I’ve lost count how many years I’ve been sending out these prompts. I know it’s been a lot, however. I hope that it helps keep you focused on your literary passions and continuing to seek out your dreams and goals.
We are continuing with Week 10 of our group effort working through The Artist’s Way by Julia Cameron. This week we explore the perils that can ambush us on our creative path. Because creativity is a spiritual issue, many of the perils are spiritual perils. In the essays, tasks, and exercised this week, we search out the toxic pattern we cling to that block our creative flow.
But, before we dive into that, a few administrative notes… We continue to want to make our Web site the best it can be. Please let me know what you would like to see with the Web site. We are open to suggestions. Just remember, this is volunteer work and we have zero budget. Anyhow, let me know and we’ll do what we can to increase the sites usefulness to everyone who calls themselves part of SnoValley Writes!
Also, next work session is Feb. 12 at 6 p.m. I’m looking forward to seeing you all again (and hopefully this nasty crud I’ve contracted will be gone). Please RSVP, so I can lesson plan accordingly. Homework is to just be there and be ready to write.
Okay, onto Recovering a Sense of Self-Protection.
I must say that personally, it’s good that this chapter is coming at this time in my life. Self-protection hasn’t been one of my strongest characteristics and I’ve been working hard to improve that. Won’t you join me?
In Week 10 Chapters, the author talks about the dangers of the creativity trail, workaholism, anxiety, creative drought, fame, and competition. I encourage you all to get The Artist’s Way and read these sections.
Our first work is to take a workaholic quiz:
- I work outside of office hours: seldom, often, never?
- I cancel dates with loved ones to do more work: seldom, often, never?
- I postpone outings until the deadline is over: seldom, often, never?
- I take work with me on weekends: seldom, often, never?
- I take work with me on vacations: seldom, often, never?
- I take vacations: seldom, often, never?
- My intimates complain I always work: seldom, often, never?
- I try to do two things at once: seldom, often, never?
- I allow myself free time between projects: seldom, often, never?
- I allow myself to achieve closure on tasks: seldom, often, never?
- I procrastinate in finishing up the last loose ends: seldom, often, never?
- I set out to do one job and start on three more at the same time: seldom, often, never?
- I work in the evenings during family time: seldom, often, never?
- I allow calls to interrupt – and lengthen – my work day: seldom, often, never?
- I prioritize my day to include an hour of creative work/play: seldom, often, never?
- I place my creative dreams before my work: seldom, often, never?
- I fall in with others’ plans and fill my free time with their agendas: seldom, often, never?

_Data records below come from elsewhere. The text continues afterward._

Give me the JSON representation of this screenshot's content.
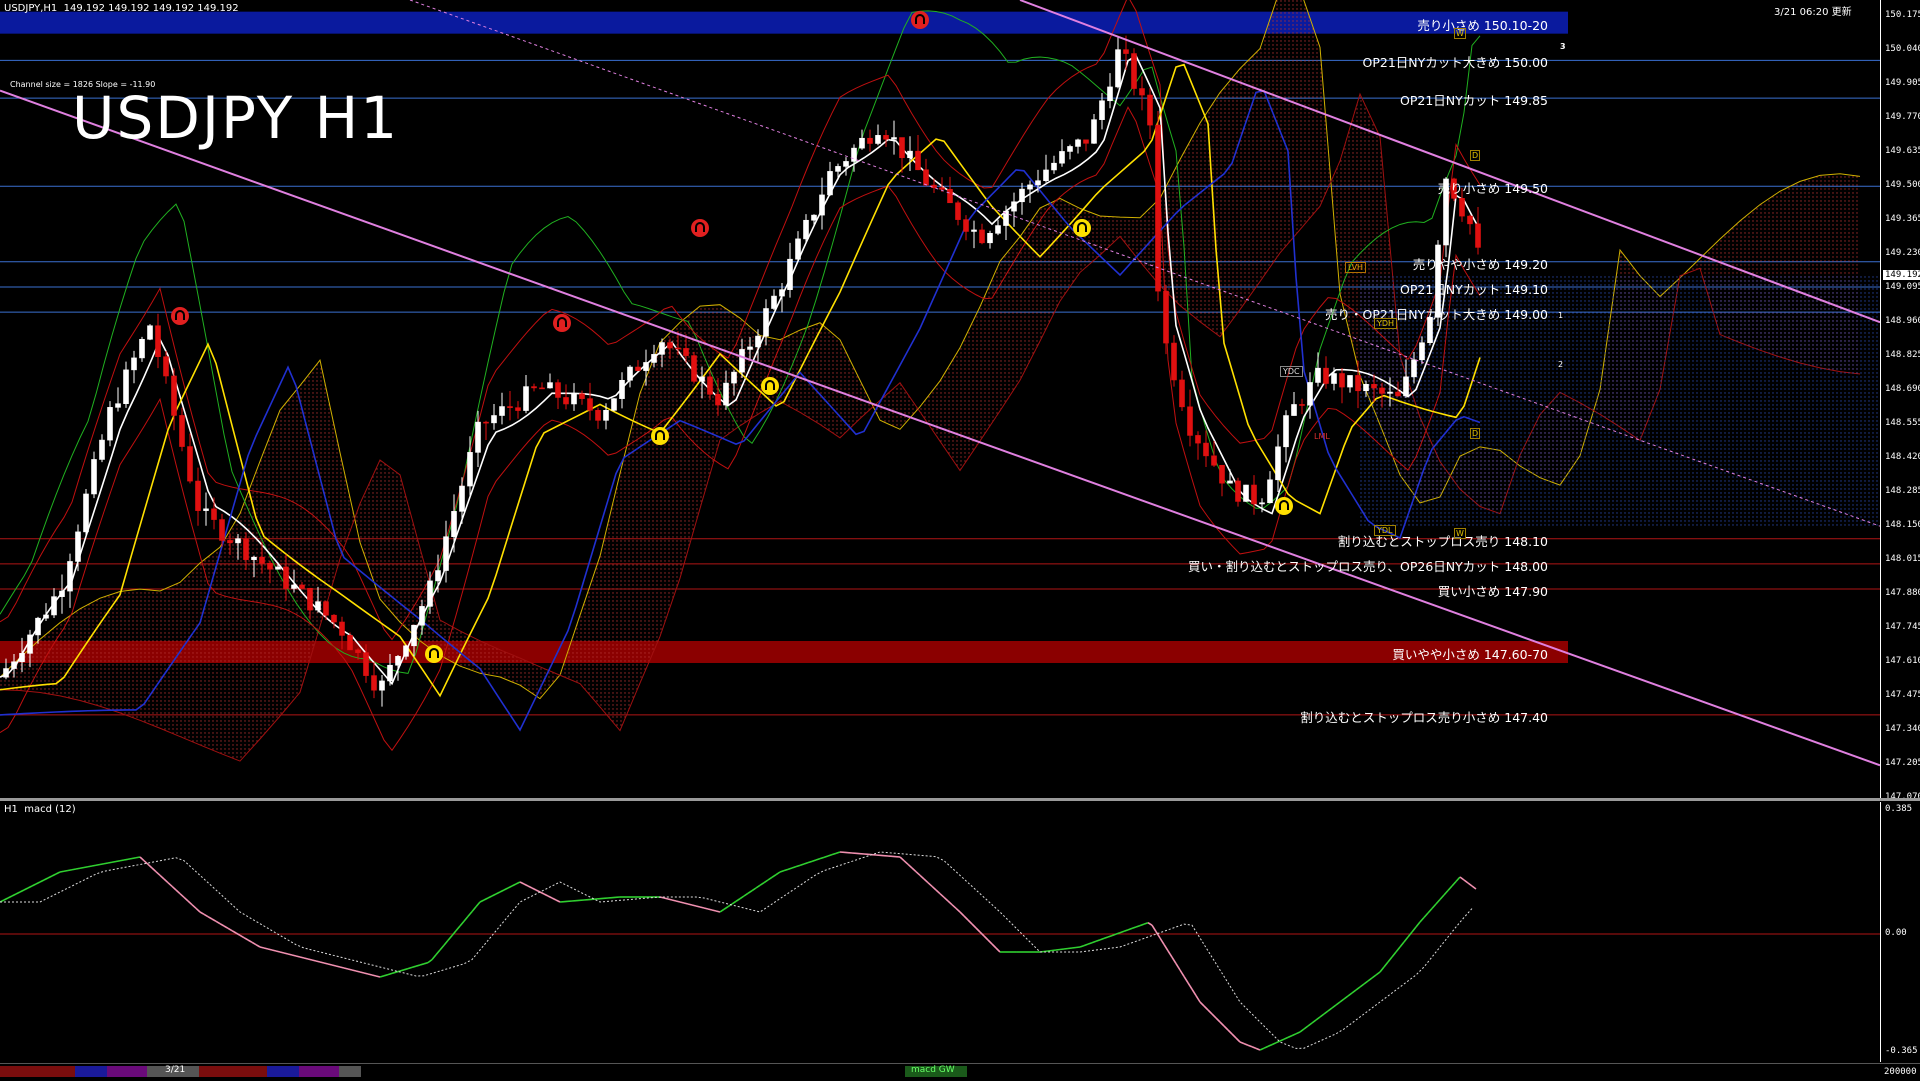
{
  "header": {
    "symbol_info": "USDJPY,H1  149.192 149.192 149.192 149.192",
    "timestamp": "3/21 06:20 更新",
    "channel_info": "Channel size = 1826 Slope = -11.90",
    "chart_title": "USDJPY H1"
  },
  "current_price": "149.192",
  "price_axis": [
    "150.175",
    "150.040",
    "149.905",
    "149.770",
    "149.635",
    "149.500",
    "149.365",
    "149.230",
    "149.095",
    "148.960",
    "148.825",
    "148.690",
    "148.555",
    "148.420",
    "148.285",
    "148.150",
    "148.015",
    "147.880",
    "147.745",
    "147.610",
    "147.475",
    "147.340",
    "147.205",
    "147.070"
  ],
  "price_range": [
    147.07,
    150.24
  ],
  "levels": [
    {
      "price": 150.15,
      "label": "売り小さめ 150.10-20",
      "band": true,
      "color": "#0a1a9e"
    },
    {
      "price": 150.0,
      "label": "OP21日NYカット大きめ 150.00",
      "color": "#3a6fd0"
    },
    {
      "price": 149.85,
      "label": "OP21日NYカット 149.85",
      "color": "#3a6fd0"
    },
    {
      "price": 149.5,
      "label": "売り小さめ 149.50",
      "color": "#3a6fd0"
    },
    {
      "price": 149.2,
      "label": "売りやや小さめ 149.20",
      "color": "#3a6fd0"
    },
    {
      "price": 149.1,
      "label": "OP21日NYカット 149.10",
      "color": "#3a6fd0"
    },
    {
      "price": 149.0,
      "label": "売り・OP21日NYカット大きめ 149.00",
      "color": "#3a6fd0"
    },
    {
      "price": 148.1,
      "label": "割り込むとストップロス売り 148.10",
      "color": "#b01515"
    },
    {
      "price": 148.0,
      "label": "買い・割り込むとストップロス売り、OP26日NYカット 148.00",
      "color": "#b01515"
    },
    {
      "price": 147.9,
      "label": "買い小さめ 147.90",
      "color": "#b01515"
    },
    {
      "price": 147.65,
      "label": "買いやや小さめ 147.60-70",
      "band": true,
      "color": "#8b0000"
    },
    {
      "price": 147.4,
      "label": "割り込むとストップロス売り小さめ 147.40",
      "color": "#b01515"
    }
  ],
  "markers": {
    "lvh": "LVH",
    "ydh": "YDH",
    "ydc": "YDC",
    "lml": "LML",
    "ydl": "YDL",
    "w": "W",
    "d": "D",
    "num1": "1",
    "num2": "2",
    "num3": "3"
  },
  "macd": {
    "title": "H1  macd (12)",
    "axis_top": "0.385",
    "axis_zero": "0.00",
    "axis_bottom": "-0.365",
    "axis_extra": "200000"
  },
  "tabs": {
    "date_tab": "3/21",
    "macd_tab": "macd GW"
  },
  "colors": {
    "bg": "#000000",
    "bull_candle": "#ffffff",
    "bear_candle": "#e01010",
    "ma_short": "#ffffff",
    "ma_mid": "#ffe000",
    "ma_long": "#2030d0",
    "channel": "#e080e0",
    "macd_up": "#30d030",
    "macd_down": "#f090b0"
  }
}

- I allow myself down time to do nothing: seldom, often, never?
- I use the word deadline to describe and rationalize my workload: seldom, often, never?
- Going somewhere, even to dinner, with a notebook or my work numbers is something I do: seldom, often, never?
In order to recover our creativity, we must learn to see workaholism as a block instead of building block. Work abuse creates in our artist a Cinderella Complex. We are always dreaming of the ball and always experiencing the ball and chain.
There is a difference between zestful work towards a cherished goal and workaholism. That difference lies less in the hours than it does in the emotional quality of the hours spent. There is a treadmill quality to workaholism. We depend on our addiction and we resent it. For a workaholic, work is synonymous with worth, and so we are hesitant to jettison any part of it
In striving to clear the way for our creative flow we must look at our work habits very clearly. We may not think we overwork until we look at the hours we put in. We may think our work is normal until we compare it with a normal 40-hour week. One way to achieve clarity about out time expenditures is to keep a daily checklist and record of our time spent. (I did this in my morning pages for some time…It’s very enlightening.) Even an hour of creative work/play can go a long way toward offsetting the sense of workaholic desperation that keeps our dreams at bay.
Because workaholism is a process addiction (an addiction to a behavior rather than a substance), it is difficult to tell when we are indulging in it. An alcoholic gets sober by abstaining from alcohol. A workaholic gets sober by abstaining from overwork. The trick is to define overwork – and this is where we often lie to ourselves, bargaining to hold on to those abusive behaviors that still serve us.
In order to guard against rationalization, it is very useful to set a bottom line. Each person’s bottom line is different but should specifically mention those behaviors known to be off-limits. These specific behaviors make for immediate recovery than a vague, generic resolve to do better.
If you really have no time, you need to make some room. It is more likely, however, that you have the time and are misspending it. Your tie log will help you find those areas where you need to create boundaries. Boundary is another way to say bottom line. “Bottom line, I will not ________________.” That is your boundary. (We’ll be practicing this soon.)
And now your moment of Writing Zen: “Saying no can be the ultimate self-care.” ~Claudia Black